# Tolerance¶

In engineering and science, **error** is a deviation from an expected or computed value. **Tolerance** is the level of error that is acceptable for an engineering application. We say that a computer program has **converged** to a solution when it has found a solution with an error smaller than the tolerance. When computing roots numerically, or conducting any other kind of numerical analysis, it is important to establish both a metric for error and a tolerance that is suitable for a given engineering/science application.

For computing roots, we want an \(x_r\) such that \(f(x_r)\) is very close to 0. Therefore \(|f(x)|\) is a possible choice for the measure of error since the smaller it is, the likelier we are to a root. Also if we assume that \(x_i\) is the \(i\)th guess of an algorithm for finding a root, then \(|x_{i+1} - x_i|\) is another possible choice for measuring error, since we expect the improvements between subsequent guesses to diminish as it approaches a solution. As will be demonstrated in the following examples, these different choices have their advantages and disadvantages.

**TRY IT!** Let error be measured by \(e = |f(x)|\) and tol be the acceptable level of error. The function \(f(x) = x^2 + \text{tol}/2\) has no real roots. However, \(|f(0)| = {\text{tol}}/2\) and is therefore acceptable as a solution for a root finding program.
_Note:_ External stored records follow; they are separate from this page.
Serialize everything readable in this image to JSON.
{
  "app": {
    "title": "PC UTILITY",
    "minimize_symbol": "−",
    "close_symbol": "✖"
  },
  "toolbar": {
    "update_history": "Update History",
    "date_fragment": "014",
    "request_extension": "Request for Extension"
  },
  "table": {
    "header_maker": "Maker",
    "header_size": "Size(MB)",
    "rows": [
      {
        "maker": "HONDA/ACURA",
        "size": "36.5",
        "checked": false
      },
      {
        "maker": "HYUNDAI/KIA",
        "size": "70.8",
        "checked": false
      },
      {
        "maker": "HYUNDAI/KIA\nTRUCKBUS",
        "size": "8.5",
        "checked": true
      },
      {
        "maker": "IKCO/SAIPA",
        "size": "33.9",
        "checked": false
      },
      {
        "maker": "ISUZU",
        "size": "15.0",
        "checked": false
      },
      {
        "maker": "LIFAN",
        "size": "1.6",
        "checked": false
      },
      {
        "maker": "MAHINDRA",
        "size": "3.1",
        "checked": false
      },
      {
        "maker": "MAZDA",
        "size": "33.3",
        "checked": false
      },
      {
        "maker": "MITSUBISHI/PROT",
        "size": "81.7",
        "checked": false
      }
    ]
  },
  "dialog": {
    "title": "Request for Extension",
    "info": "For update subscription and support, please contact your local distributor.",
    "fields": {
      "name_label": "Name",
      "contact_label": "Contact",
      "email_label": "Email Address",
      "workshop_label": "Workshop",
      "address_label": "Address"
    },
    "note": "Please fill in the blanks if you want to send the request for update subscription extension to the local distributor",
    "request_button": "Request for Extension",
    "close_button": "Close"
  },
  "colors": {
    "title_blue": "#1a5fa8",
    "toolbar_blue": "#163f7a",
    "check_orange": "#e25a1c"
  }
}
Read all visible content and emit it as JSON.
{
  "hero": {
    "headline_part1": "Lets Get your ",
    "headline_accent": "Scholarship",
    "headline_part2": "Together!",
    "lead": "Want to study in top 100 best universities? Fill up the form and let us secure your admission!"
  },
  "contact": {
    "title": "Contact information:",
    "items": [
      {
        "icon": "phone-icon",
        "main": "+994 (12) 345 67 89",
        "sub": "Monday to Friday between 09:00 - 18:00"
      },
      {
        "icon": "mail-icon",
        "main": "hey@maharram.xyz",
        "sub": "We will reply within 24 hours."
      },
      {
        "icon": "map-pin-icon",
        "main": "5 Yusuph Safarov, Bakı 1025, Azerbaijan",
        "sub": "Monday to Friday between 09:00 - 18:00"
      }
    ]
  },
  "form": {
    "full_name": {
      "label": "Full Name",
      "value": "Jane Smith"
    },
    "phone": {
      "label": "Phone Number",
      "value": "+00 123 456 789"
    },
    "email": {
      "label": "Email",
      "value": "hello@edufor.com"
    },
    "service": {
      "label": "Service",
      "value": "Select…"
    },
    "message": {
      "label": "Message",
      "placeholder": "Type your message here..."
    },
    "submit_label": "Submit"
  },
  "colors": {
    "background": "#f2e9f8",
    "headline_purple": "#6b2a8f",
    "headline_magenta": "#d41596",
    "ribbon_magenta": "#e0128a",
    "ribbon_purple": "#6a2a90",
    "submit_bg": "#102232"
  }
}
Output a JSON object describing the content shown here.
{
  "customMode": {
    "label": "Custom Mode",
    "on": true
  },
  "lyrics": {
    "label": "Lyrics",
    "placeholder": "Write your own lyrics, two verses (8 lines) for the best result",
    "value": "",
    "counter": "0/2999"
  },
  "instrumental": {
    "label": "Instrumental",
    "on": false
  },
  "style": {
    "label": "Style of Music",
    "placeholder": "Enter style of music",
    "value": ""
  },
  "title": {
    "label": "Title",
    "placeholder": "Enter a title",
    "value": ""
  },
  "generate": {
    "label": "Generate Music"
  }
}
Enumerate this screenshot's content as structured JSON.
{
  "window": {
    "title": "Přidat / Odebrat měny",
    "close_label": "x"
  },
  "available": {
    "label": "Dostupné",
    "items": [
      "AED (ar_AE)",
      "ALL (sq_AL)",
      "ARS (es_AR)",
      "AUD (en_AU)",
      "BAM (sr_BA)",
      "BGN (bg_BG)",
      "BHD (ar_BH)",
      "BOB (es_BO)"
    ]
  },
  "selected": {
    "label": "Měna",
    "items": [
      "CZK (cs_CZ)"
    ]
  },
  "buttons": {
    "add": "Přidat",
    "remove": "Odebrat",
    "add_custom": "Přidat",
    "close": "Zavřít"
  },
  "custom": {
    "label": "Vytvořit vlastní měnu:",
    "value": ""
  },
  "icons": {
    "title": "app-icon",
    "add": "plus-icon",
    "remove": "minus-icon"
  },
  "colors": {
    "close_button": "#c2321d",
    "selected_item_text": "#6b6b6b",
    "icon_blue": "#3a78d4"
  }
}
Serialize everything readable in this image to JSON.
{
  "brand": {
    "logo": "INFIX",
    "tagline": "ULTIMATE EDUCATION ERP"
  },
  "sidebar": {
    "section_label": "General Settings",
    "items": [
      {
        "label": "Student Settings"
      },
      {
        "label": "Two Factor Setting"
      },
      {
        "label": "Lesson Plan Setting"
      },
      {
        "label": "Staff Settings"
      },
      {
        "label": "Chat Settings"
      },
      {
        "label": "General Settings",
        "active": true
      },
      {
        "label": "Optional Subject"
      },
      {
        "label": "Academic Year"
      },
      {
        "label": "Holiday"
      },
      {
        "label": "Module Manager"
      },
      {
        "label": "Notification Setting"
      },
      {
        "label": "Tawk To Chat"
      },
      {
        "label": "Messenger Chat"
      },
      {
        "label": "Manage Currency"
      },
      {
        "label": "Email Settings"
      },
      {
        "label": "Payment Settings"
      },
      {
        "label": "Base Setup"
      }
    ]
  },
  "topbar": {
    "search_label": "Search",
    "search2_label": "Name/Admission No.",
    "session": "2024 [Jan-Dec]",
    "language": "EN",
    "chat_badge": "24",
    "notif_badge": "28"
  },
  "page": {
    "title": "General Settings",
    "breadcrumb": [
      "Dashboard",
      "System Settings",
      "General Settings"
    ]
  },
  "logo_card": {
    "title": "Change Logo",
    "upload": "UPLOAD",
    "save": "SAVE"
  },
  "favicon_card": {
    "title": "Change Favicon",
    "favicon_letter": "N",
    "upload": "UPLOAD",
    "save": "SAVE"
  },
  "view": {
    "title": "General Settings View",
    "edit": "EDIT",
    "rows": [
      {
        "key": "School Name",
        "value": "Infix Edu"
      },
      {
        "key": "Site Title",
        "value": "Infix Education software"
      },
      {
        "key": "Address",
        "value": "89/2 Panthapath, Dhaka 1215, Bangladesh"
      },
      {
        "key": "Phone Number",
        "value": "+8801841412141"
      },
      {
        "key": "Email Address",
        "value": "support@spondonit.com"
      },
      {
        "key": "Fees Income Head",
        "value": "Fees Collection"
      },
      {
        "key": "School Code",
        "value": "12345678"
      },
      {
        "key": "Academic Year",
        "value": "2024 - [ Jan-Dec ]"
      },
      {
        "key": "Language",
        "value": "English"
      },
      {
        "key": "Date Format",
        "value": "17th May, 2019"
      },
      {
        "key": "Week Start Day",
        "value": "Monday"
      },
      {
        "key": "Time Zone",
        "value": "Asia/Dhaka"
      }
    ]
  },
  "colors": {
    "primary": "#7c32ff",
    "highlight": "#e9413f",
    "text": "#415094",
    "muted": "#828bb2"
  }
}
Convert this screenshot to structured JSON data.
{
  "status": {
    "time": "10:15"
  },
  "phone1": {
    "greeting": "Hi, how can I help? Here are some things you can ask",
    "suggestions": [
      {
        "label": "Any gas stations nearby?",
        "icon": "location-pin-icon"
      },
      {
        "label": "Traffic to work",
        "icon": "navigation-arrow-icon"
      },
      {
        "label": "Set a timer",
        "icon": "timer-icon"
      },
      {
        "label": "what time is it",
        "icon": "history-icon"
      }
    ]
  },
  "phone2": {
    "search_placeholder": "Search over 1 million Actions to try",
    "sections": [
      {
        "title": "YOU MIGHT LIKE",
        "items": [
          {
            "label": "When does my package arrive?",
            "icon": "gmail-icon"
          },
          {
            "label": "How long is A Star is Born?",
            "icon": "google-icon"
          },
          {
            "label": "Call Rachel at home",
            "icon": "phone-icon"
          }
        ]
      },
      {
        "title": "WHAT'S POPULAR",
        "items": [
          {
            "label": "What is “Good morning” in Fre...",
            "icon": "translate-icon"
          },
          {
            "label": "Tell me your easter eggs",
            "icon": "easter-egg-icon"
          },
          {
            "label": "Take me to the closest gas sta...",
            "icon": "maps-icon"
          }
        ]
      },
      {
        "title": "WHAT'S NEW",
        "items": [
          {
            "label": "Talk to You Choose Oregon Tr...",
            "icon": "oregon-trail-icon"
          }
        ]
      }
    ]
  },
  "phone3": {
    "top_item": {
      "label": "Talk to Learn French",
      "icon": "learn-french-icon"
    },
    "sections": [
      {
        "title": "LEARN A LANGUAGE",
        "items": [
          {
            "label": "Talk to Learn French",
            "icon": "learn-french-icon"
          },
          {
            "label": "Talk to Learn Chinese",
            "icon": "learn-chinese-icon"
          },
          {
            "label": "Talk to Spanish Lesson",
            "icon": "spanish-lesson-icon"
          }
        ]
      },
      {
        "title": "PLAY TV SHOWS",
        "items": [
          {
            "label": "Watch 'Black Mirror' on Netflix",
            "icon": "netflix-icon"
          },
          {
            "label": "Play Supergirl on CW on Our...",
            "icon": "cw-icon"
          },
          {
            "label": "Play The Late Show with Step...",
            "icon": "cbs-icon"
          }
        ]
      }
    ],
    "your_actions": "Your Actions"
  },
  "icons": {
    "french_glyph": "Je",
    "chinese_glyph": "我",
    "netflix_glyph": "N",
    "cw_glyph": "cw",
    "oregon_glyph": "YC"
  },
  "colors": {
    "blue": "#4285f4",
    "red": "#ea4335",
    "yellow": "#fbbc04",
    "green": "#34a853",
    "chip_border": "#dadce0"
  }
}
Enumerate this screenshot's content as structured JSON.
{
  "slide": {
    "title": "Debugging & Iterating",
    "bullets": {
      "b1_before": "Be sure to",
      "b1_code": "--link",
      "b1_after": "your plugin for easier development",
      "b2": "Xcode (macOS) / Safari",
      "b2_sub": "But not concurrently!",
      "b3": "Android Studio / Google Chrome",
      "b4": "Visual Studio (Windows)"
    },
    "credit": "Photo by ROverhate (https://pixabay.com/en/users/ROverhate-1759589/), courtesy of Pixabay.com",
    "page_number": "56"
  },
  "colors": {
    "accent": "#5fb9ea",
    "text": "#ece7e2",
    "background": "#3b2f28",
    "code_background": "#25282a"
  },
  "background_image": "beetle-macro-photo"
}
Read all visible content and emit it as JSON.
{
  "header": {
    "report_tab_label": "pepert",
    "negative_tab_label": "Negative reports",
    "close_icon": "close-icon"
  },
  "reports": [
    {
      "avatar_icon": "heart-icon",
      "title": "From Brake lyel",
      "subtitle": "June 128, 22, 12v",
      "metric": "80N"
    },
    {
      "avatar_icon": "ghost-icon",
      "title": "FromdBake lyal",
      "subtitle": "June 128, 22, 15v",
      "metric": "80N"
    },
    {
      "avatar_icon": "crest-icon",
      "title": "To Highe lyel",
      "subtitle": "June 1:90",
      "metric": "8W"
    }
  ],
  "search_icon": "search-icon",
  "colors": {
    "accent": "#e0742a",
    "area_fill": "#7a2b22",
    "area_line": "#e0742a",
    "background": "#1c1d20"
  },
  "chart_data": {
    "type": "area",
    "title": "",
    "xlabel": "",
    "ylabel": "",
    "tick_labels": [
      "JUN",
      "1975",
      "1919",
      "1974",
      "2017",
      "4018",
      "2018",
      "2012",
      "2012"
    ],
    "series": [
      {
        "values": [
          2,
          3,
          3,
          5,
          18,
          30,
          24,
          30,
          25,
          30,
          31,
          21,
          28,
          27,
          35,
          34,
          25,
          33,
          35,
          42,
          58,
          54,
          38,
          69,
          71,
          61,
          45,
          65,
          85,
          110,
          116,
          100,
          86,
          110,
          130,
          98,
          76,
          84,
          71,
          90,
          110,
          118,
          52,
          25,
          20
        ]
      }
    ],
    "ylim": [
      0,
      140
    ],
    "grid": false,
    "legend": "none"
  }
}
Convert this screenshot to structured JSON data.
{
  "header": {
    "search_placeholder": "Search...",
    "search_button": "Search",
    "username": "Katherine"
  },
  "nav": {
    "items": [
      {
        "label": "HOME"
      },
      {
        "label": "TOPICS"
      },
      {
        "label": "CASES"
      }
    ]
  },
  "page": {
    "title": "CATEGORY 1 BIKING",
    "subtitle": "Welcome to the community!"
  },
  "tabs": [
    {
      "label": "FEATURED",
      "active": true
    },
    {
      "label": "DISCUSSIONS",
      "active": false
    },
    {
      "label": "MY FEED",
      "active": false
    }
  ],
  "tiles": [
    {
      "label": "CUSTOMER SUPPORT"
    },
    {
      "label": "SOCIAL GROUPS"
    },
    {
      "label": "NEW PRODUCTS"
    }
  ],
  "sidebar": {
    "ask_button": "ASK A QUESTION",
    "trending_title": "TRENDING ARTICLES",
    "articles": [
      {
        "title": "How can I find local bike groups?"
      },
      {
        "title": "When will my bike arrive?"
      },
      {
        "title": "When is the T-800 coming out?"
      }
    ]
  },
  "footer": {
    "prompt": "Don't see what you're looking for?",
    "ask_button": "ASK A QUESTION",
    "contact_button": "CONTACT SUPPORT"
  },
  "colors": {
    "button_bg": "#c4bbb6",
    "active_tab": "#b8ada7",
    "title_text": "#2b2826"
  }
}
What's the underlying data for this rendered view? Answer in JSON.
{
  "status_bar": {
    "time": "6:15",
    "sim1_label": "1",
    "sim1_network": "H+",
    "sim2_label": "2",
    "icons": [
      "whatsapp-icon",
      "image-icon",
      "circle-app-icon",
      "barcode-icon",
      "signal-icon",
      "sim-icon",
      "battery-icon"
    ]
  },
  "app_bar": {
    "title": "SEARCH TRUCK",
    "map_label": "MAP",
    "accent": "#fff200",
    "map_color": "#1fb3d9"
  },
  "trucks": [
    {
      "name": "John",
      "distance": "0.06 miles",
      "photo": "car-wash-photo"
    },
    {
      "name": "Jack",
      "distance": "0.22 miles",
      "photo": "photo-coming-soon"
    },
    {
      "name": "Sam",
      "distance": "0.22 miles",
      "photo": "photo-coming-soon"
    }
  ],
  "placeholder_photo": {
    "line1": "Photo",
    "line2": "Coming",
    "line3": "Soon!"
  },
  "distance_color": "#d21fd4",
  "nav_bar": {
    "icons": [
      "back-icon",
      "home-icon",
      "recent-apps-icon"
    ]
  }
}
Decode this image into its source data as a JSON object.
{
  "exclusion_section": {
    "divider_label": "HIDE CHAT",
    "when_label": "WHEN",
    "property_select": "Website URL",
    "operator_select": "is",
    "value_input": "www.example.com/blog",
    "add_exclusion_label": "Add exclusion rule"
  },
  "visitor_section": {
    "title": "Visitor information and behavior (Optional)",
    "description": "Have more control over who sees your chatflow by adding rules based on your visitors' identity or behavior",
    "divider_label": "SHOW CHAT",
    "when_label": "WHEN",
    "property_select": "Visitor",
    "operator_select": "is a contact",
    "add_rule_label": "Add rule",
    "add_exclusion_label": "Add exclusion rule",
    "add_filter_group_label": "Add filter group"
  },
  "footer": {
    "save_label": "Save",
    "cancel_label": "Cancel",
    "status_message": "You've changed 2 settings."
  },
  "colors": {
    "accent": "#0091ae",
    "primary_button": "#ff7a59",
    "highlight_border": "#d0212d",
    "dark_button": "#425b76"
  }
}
**TRY IT!** Let error be measured by \(e = |x_{i+1} - x_i|\) and tol be the acceptable level of error. The function \(f(x) = 1/x\) has no real roots, but the guesses \(x_i = -{\text{tol}}/4\) and \(x_{i+1} = {\text{tol}}/4\) have an error of \(e = {\text{tol}}/2\) and is an acceptable solution for a computer program.

Based on these observations, the use of tolerance and converging criteria must be done very carefully and in the context of the program that uses them.

< 19.1 Root Finding Problem Statement | Contents | 19.3 Bisection Method >